On a related note, some websites have good content, but are so cluttered that visitors’ headache as a result of it prevents them to read further.
You need to have scannable text in place. Group your content under meaningful sections and headings so that it’s easier for readers to navigate through your content.
Also, try to avoid fancy fonts if they take away the focus or doesn’t match the overall UI design.
There are many subtle elements that make up a great design, and beyond Fonts and Backgrounds, here are some problems with the example above:
- Three Columns (Plus Navigation) is way too much information to digest
- Gradients and Variations of Yellow (which is an strange colour anyway)
- Lack of alignment between logo and tagline
Too Many Massive Images
The current design trend seems to be a splash image with a bold headline across it. That’s fine. But make sure the images on your website don’t steal the focus from the actual content (unless you’re Pinterest).
Plus, too many images slow down the website. Although the Internet speed is fast for the average visitor, there are still plenty of websites that take more than 5 seconds to load, pretty much near the patience limit of most people.
The design (or UI) of your website ultimately serves the content. You don’t want people to walk away thinking, “That was a beautiful design, but what do they do exactly?”
Poor Navigation and Site Structure

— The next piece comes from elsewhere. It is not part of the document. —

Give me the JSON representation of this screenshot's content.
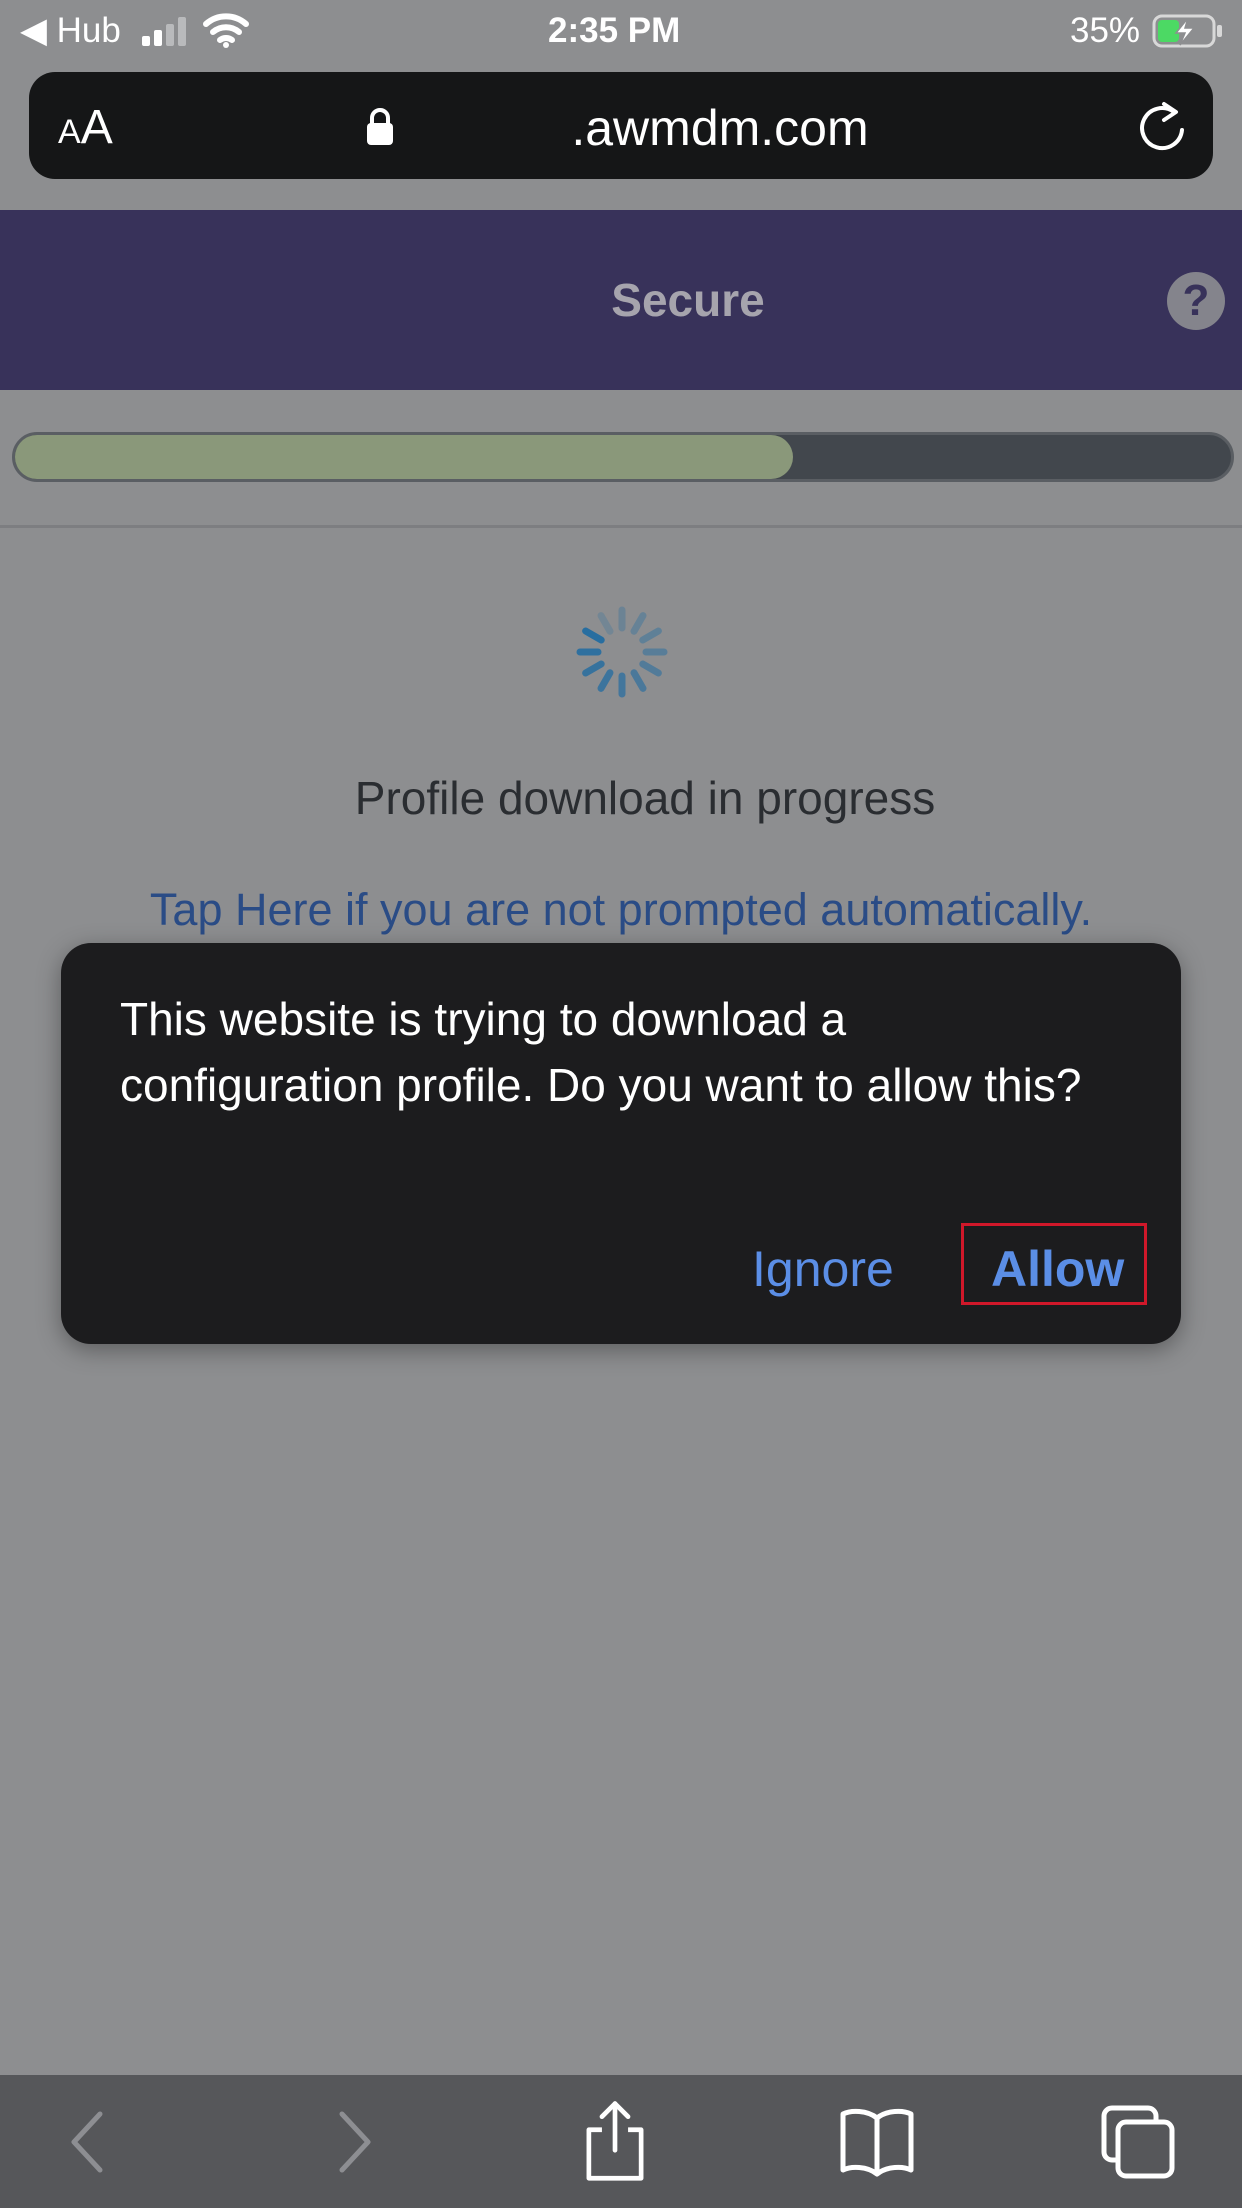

Many websites seem to employ both horizontal and vertical site navigation on the same page (or worse, navigation that doesn’t look like navigation). This could cause some serious usability issues, as visitors don’t know where to click.
Your website structure must be clear to both a user and Search Engines. That means all or most of your content should be within 3 levels down the home page, and there should be a sitemap included at the bottom.
And visitors should be able to get from one page to another page quickly, instead of pressing the back button a few times. If not, they’d probably move on to your competitor’s site.
Even if your website appears relatively “clean” in the example above, and the structure is clear, visitors may still feel alienated if it is so far from today’s Web 2.0 (or even Web 3.0) standards. Here are some problems with the example above:
- Lack of any headlines or sub-headlines in the main content section
- Un-intuitive Navigation items (Welcome instead of Home)
“Flashy” also means too many font styles and colors, too much animation and special effects.
It’s a good thing if your website has a “wow” factor (especially if you’re in a creative industry) but too much of any good thing could turn out to be bad.
No Mobile-Friendly Screen Resolution
It’s no longer news that most people (especially in Singapore) browse the Internet with mobile devices as much as they do on desktops (just look around the MRT and you’ll get an idea).
And don’t just assume your website “looks fine” on a smartphone or pad.
Statistics show that 75% of smartphone users prefer a mobile friendly websites but 96% say they’ve encountered sits that are not designed for mobile devices (duh!), and we hope your website is responsive so that visitors don’t have pinch or drag furiously to read what you have to offer.
It’s very easy to find out how you’re doing on this from your Google Analytics account. Find out the percentage of visitors on mobile devices and their average time on site.
This probably has more to do with copywriting than with web design, but from a UX (User Experience) point of view, it really is the last step of the entire experience.
You want to conclude the relationship between your website and visitors by asking them to perform a specific action, either to download something, buy something or contact you. That’s where Call-To-Action comes in.
Essentially, you want to tell your visitors exactly what to do, without assuming they’d take the initiative on their own, such as “click on the share link below right now to share it on your Facebook”.
Hope you enjoyed these quick tips, and hope that you’re able to avoid these mistakes in your next design. If you’d like to learn more about User Experience & Design and applying it to Digital Marketing channels like Websites, Mobile Apps, Mobile Sites, Digital Advertising, Social Media and Content Marketing. make sure you sign up for our next course on the topic. Call (+65) 6653 8065 or email [email protected] for more information or registration.